My love-hate relationship with Amazon is getting worse. Independent bookstores are my last refuge away from Kindles, which I aim to avoid. This, I’m aware, is a politically incorrect opinion/decision on the technology front. My resistance, however, is for the benefit of writers and of all the people who are actually working so hard in service of the arts, who care about the outcome of literature in our time, whose voices are nevertheless quashed with the usual rhetoric of ‘benefit,’ ‘competition,’ ‘choice,’ and suchlike terms.
Indie sellers are perfectly in tune with the countering Zeitgeist and the need for a more enduring vision that honors the past as well as continues to promote a rich and humane literary landscape. Contrastingly, Amazon projects the image of care and collaboration to lure competitors into alliances as a means of keeping other stronger competitors at bay. Last year, for instance, Wal-mart and Target dropped the Kindle and sold iPads and Galaxy tabs. Apple and Android are looming in the horizon as the monopoly’s worst nightmares. These attempts to win small fry for business’ sake aren’t going unnoticed.
The proposed cut for indie store owners is insulting, and I’m not surprised it was met with one triumphant collective sneer. Long-term viability for indie sellers remains obvious to anyone who has been in the business: maintaining personal human relationships with customers and keeping that unique edge in providing a safe place away from the noise and the merciless exploitation of writers, editors, publishers, and indie sellers, that undercut the true value of books for e-product profit, which ultimately washes away any sense of what it means to pay a writer properly. For writers, there can even be an odd pride in affiliation with major corporations such as this, but these alliances, while beneficial on the business end, are not actually so in consideration of the totality of the effects. Yes, you are benefiting but who is lessened by your reaping?
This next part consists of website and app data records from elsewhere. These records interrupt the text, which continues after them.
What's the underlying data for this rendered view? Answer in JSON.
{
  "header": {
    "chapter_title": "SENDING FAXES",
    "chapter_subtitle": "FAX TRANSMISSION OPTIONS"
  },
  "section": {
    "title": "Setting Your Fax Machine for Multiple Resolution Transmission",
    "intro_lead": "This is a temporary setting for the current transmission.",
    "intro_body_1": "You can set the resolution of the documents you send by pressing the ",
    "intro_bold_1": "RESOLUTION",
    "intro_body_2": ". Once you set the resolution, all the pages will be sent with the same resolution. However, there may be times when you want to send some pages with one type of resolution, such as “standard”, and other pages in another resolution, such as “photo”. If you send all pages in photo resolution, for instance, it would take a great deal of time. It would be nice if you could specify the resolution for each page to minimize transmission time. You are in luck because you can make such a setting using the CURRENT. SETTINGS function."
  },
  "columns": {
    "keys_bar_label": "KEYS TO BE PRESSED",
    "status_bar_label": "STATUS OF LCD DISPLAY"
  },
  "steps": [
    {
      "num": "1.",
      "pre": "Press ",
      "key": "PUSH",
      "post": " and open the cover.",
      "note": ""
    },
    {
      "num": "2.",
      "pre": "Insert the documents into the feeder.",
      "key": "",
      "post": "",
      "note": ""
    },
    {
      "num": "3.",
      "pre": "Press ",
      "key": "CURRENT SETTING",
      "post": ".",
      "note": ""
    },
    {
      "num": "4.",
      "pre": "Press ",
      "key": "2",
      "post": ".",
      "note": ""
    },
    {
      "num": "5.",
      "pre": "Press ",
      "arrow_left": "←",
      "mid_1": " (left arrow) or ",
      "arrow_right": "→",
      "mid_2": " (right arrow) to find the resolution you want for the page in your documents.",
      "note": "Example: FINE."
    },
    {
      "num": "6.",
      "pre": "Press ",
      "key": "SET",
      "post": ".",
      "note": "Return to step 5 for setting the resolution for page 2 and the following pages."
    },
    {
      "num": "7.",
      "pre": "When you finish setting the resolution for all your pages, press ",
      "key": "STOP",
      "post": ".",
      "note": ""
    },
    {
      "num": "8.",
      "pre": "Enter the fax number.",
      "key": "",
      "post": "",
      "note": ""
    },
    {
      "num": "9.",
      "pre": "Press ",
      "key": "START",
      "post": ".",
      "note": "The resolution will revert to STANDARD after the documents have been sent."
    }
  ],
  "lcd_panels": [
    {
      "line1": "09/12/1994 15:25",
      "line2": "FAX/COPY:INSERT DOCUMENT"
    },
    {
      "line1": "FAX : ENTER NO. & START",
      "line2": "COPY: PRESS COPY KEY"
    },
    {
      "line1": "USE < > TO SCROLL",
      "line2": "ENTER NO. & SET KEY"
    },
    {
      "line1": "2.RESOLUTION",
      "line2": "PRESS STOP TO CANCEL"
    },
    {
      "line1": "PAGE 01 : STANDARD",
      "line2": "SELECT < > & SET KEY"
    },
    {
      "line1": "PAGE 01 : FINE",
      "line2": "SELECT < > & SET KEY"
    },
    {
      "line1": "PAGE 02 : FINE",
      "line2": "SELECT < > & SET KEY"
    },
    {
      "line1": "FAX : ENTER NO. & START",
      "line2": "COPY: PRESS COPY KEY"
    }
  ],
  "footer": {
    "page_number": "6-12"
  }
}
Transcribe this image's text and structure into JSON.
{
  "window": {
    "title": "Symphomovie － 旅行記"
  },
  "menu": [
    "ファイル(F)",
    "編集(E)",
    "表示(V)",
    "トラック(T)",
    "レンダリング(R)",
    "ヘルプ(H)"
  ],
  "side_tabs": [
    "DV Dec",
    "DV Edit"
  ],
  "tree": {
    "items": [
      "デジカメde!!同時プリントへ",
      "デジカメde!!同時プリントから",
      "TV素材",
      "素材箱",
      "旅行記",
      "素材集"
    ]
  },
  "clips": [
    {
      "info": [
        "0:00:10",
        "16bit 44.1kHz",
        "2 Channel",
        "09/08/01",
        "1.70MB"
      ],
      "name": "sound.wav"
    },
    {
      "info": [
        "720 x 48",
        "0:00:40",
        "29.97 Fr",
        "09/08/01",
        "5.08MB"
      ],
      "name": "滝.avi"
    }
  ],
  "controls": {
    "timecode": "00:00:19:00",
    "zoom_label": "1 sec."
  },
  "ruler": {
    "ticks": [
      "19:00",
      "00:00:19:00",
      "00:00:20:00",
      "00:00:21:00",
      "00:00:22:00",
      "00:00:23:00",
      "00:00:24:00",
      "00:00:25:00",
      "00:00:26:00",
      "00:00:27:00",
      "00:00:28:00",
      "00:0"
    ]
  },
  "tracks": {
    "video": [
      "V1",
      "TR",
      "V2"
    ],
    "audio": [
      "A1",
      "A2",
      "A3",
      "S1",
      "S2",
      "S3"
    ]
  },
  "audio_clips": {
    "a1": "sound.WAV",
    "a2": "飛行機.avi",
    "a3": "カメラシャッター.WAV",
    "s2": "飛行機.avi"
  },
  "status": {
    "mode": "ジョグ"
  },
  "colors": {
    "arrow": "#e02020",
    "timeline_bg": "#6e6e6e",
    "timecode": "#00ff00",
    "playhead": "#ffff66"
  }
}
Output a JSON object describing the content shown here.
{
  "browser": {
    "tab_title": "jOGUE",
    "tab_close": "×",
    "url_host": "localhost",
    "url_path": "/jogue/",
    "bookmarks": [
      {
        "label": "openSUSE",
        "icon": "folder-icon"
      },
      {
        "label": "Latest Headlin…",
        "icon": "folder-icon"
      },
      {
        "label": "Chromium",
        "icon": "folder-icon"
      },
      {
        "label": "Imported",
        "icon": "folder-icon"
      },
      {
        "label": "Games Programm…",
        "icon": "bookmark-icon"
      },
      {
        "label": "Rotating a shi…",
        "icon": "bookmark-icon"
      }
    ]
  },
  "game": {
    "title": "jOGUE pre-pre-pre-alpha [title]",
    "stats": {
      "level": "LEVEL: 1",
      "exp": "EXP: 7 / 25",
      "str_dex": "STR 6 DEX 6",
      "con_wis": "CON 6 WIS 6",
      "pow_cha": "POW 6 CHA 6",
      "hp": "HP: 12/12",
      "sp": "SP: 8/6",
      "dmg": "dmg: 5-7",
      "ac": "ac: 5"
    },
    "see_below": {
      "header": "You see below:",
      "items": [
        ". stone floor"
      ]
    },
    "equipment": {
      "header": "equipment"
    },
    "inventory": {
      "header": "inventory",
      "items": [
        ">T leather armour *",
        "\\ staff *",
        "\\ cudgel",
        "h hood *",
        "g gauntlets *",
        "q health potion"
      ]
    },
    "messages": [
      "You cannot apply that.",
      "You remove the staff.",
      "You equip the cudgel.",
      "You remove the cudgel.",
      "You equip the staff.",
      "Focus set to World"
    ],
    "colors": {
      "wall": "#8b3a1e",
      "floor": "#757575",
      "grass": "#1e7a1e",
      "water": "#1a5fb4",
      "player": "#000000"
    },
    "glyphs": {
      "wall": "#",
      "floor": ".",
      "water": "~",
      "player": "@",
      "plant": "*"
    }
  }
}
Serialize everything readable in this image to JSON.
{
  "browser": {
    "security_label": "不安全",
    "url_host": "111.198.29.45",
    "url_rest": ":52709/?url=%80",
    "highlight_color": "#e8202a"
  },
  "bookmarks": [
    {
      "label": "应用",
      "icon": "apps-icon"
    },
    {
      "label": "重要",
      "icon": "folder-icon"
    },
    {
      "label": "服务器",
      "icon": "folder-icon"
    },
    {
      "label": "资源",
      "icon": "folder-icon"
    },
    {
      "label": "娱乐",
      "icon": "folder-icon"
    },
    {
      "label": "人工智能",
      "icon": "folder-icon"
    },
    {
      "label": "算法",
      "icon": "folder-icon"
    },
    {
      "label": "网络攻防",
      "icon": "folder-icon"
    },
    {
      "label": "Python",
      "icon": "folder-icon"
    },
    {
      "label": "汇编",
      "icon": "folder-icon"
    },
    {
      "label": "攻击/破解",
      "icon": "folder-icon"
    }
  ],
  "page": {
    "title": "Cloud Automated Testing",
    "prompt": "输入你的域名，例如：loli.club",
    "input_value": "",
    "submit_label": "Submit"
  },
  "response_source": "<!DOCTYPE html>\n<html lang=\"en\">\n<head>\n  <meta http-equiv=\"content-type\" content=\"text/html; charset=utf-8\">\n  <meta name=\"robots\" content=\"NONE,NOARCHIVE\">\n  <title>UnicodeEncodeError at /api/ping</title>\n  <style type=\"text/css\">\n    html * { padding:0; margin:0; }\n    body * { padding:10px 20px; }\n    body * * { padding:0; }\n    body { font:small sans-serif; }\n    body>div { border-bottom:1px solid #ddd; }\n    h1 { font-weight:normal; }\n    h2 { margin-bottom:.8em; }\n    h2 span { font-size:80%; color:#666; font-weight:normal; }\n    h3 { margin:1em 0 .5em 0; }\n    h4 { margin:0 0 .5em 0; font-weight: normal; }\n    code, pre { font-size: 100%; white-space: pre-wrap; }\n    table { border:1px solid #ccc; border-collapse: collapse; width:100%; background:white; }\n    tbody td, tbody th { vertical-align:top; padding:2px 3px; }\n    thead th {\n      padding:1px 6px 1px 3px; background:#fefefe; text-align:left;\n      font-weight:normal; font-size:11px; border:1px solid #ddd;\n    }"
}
These things have a trickling effect the reader isn’t often inclined to imagine, but it is the ad world that informs desire and it is those readers themselves who have little to no ownership of their want and have allowed their desires to be determined for them without much reflection of the consequences. I am glad that when indie sellers shake hands, they mind the handshake, knowing such a hand could one day become the one clutching their throat. This whole movement toward e-readers is a dumb fad of instantaneous gratification and conformity, and a strange leeching off of material resources wasted on excess needs.
We dream of physical books, not sad, disappearing untouchability. At this difficult juncture between seriousness and vapid, rampant conspicuous consumption, when the quiet love of plain paper and ink is dying, the only thing to do is stay resolved not to give in.
Tsvetaeva, in her poorest of days, having nothing to eat and slipping bread from the table of her friends in order to stay alive, was also capable of refusing to read publicly when the remuneration was not right. This bare dignity in the face of hardship astounds and moves me. Now we read for free. But art is not free. It took/takes so much time, attention, suffering, and devotion to make, remake, repair, undo.